|International Classification||B01D21/00, B01D21/26, B01D19/00, B01D17/038|
|Cooperative Classification||B01D21/2494, B04C5/13, B01D21/0036, B01D19/0057, B01D21/2411, B01D21/0024, B04C5/103, B01D21/0012, B01D21/245, B01D21/26, B01D21/02, B01D21/0042|
|European Classification||B01D21/24V, B01D21/00F, B01D21/00K, B01D21/26, B01D21/02, B01D21/24A2, B01D21/00M4, B01D21/24N, B01D19/00P4B, B04C5/103, B04C5/13|
|Apr 24, 2003||AS||Assignment|
Owner name: GRISWOLD CONTROLS, CALIFORNIA
Free format text: ASSIGNMENT OF ASSIGNORS INTEREST;ASSIGNOR:MOYA, EMMANUEL G.;REEL/FRAME:014020/0242
Effective date: 20030421
|Nov 16, 2009||REMI||Maintenance fee reminder mailed|
|Apr 11, 2010||LAPS||Lapse for failure to pay maintenance fees|

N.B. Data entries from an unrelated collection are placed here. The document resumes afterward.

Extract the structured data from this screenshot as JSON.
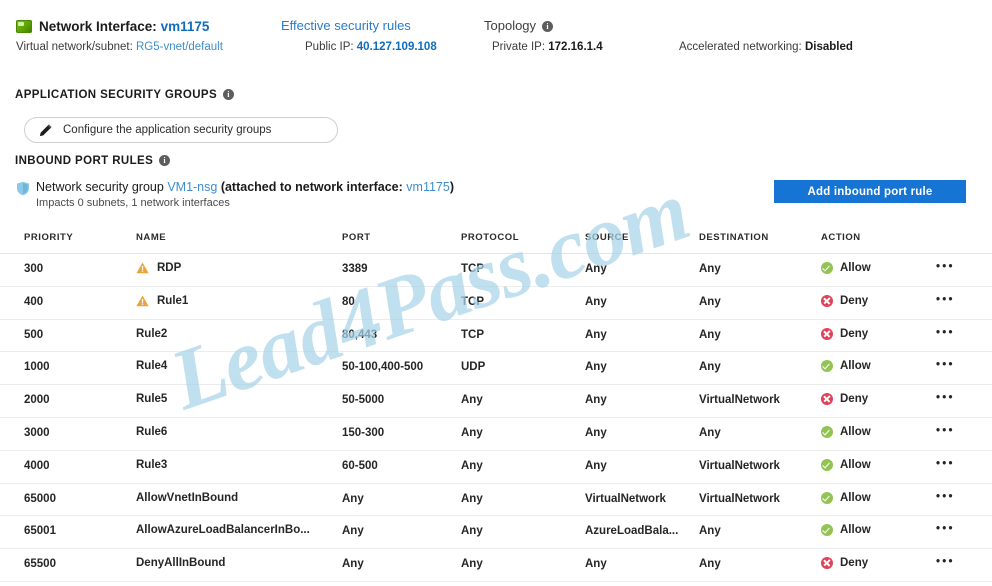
{
  "header": {
    "nic_icon": "network-interface-icon",
    "title_label": "Network Interface:",
    "title_value": "vm1175",
    "links": [
      {
        "label": "Effective security rules",
        "name": "effective-security-rules"
      },
      {
        "label": "Topology",
        "name": "topology"
      }
    ],
    "fields": [
      {
        "label": "Virtual network/subnet:",
        "value": "RG5-vnet/default",
        "style": "link"
      },
      {
        "label": "Public IP:",
        "value": "40.127.109.108",
        "style": "boldblue"
      },
      {
        "label": "Private IP:",
        "value": "172.16.1.4",
        "style": "bold"
      },
      {
        "label": "Accelerated networking:",
        "value": "Disabled",
        "style": "bold"
      }
    ]
  },
  "application_security_groups": {
    "section_title": "APPLICATION SECURITY GROUPS",
    "configure_button_label": "Configure the application security groups",
    "pencil_icon": "pencil-icon",
    "info_icon": "info-icon"
  },
  "inbound_port_rules": {
    "section_title": "INBOUND PORT RULES",
    "info_icon": "info-icon",
    "nsg_shield_icon": "shield-icon",
    "nsg_prefix": "Network security group ",
    "nsg_name": "VM1-nsg",
    "nsg_attached_prefix": " (attached to network interface: ",
    "nsg_attached_nic": "vm1175",
    "nsg_attached_suffix": ")",
    "nsg_impacts": "Impacts 0 subnets, 1 network interfaces",
    "add_button_label": "Add inbound port rule",
    "add_button_color": "#1674d4"
  },
  "table": {
    "columns": [
      "PRIORITY",
      "NAME",
      "PORT",
      "PROTOCOL",
      "SOURCE",
      "DESTINATION",
      "ACTION"
    ],
    "rows": [
      {
        "priority": "300",
        "name": "RDP",
        "warning": true,
        "port": "3389",
        "protocol": "TCP",
        "source": "Any",
        "destination": "Any",
        "action": "Allow",
        "menu": "•••"
      },
      {
        "priority": "400",
        "name": "Rule1",
        "warning": true,
        "port": "80",
        "protocol": "TCP",
        "source": "Any",
        "destination": "Any",
        "action": "Deny",
        "menu": "•••"
      },
      {
        "priority": "500",
        "name": "Rule2",
        "warning": false,
        "port": "80,443",
        "protocol": "TCP",
        "source": "Any",
        "destination": "Any",
        "action": "Deny",
        "menu": "•••"
      },
      {
        "priority": "1000",
        "name": "Rule4",
        "warning": false,
        "port": "50-100,400-500",
        "protocol": "UDP",
        "source": "Any",
        "destination": "Any",
        "action": "Allow",
        "menu": "•••"
      },
      {
        "priority": "2000",
        "name": "Rule5",
        "warning": false,
        "port": "50-5000",
        "protocol": "Any",
        "source": "Any",
        "destination": "VirtualNetwork",
        "action": "Deny",
        "menu": "•••"
      },
      {
        "priority": "3000",
        "name": "Rule6",
        "warning": false,
        "port": "150-300",
        "protocol": "Any",
        "source": "Any",
        "destination": "Any",
        "action": "Allow",
        "menu": "•••"
      },
      {
        "priority": "4000",
        "name": "Rule3",
        "warning": false,
        "port": "60-500",
        "protocol": "Any",
        "source": "Any",
        "destination": "VirtualNetwork",
        "action": "Allow",
        "menu": "•••"
      },
      {
        "priority": "65000",
        "name": "AllowVnetInBound",
        "warning": false,
        "port": "Any",
        "protocol": "Any",
        "source": "VirtualNetwork",
        "destination": "VirtualNetwork",
        "action": "Allow",
        "menu": "•••"
      },
      {
        "priority": "65001",
        "name": "AllowAzureLoadBalancerInBo...",
        "warning": false,
        "port": "Any",
        "protocol": "Any",
        "source": "AzureLoadBala...",
        "destination": "Any",
        "action": "Allow",
        "menu": "•••"
      },
      {
        "priority": "65500",
        "name": "DenyAllInBound",
        "warning": false,
        "port": "Any",
        "protocol": "Any",
        "source": "Any",
        "destination": "Any",
        "action": "Deny",
        "menu": "•••"
      }
    ]
  },
  "watermark": {
    "text": "Lead4Pass.com",
    "color": "#a8d4ea"
  },
  "colors": {
    "link_blue": "#3f8dd0",
    "accent_blue": "#0f6cbd",
    "button_blue": "#1674d4",
    "allow_green": "#92c353",
    "deny_red": "#e0425a",
    "warning_orange": "#e8a33d"
  }
}
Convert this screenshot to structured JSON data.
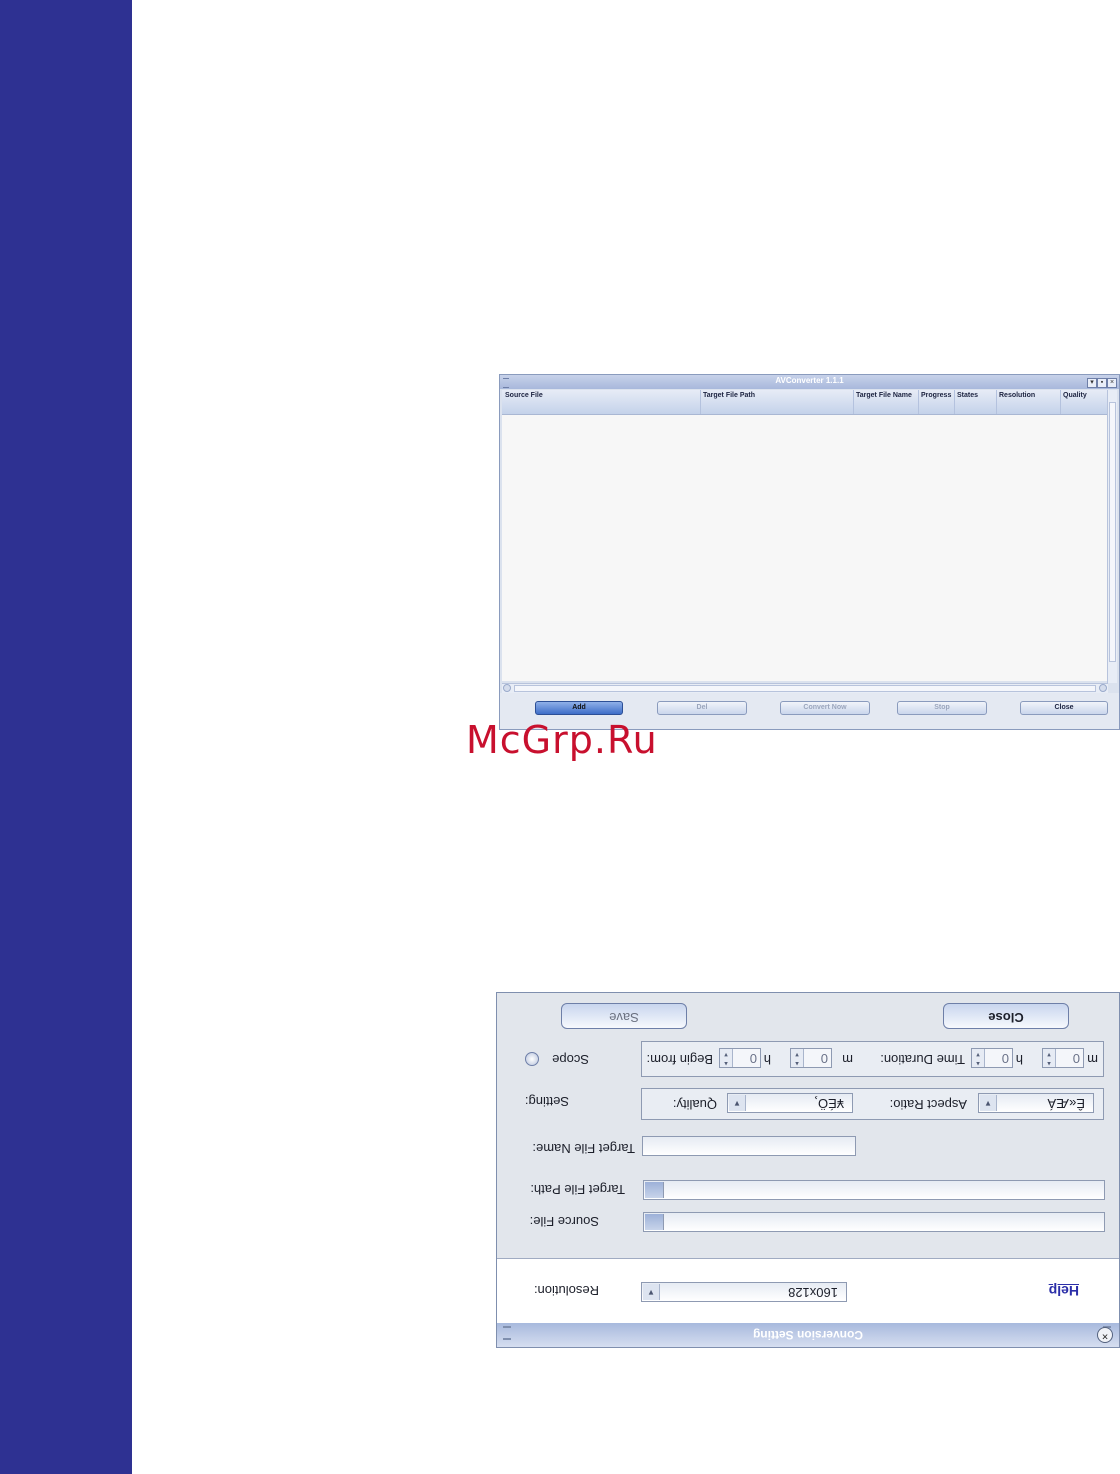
{
  "converter": {
    "title": "AVConverter 1.1.1",
    "columns": [
      "Source File",
      "Target File Path",
      "Target File Name",
      "Progress",
      "States",
      "Resolution",
      "Quality"
    ],
    "buttons": {
      "add": "Add",
      "del": "Del",
      "convert": "Convert Now",
      "stop": "Stop",
      "close": "Close"
    }
  },
  "watermark": "McGrp.Ru",
  "settings": {
    "title": "Conversion Setting",
    "help": "Help",
    "resolution_label": "Resolution:",
    "resolution_value": "160x128",
    "source_file_label": "Source File:",
    "target_path_label": "Target File Path:",
    "target_name_label": "Target File Name:",
    "setting_label": "Setting:",
    "quality_label": "Quality:",
    "quality_value": "¥ÉÖ¸",
    "aspect_label": "Aspect Ratio:",
    "aspect_value": "Ê«ÆÁ",
    "scope_label": "Scope",
    "begin_label": "Begin from:",
    "begin_h": "0",
    "h_unit": "h",
    "begin_m": "0",
    "m_unit": "m",
    "duration_label": "Time Duration:",
    "duration_h": "0",
    "duration_m": "0",
    "save": "Save",
    "close": "Close"
  },
  "colors": {
    "page_sidebar": "#2e3192",
    "watermark": "#c8102e",
    "help_link": "#2b2ea8"
  }
}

|Jun 1, 2010||FP||Expired due to failure to pay maintenance fee|
Effective date: 20100411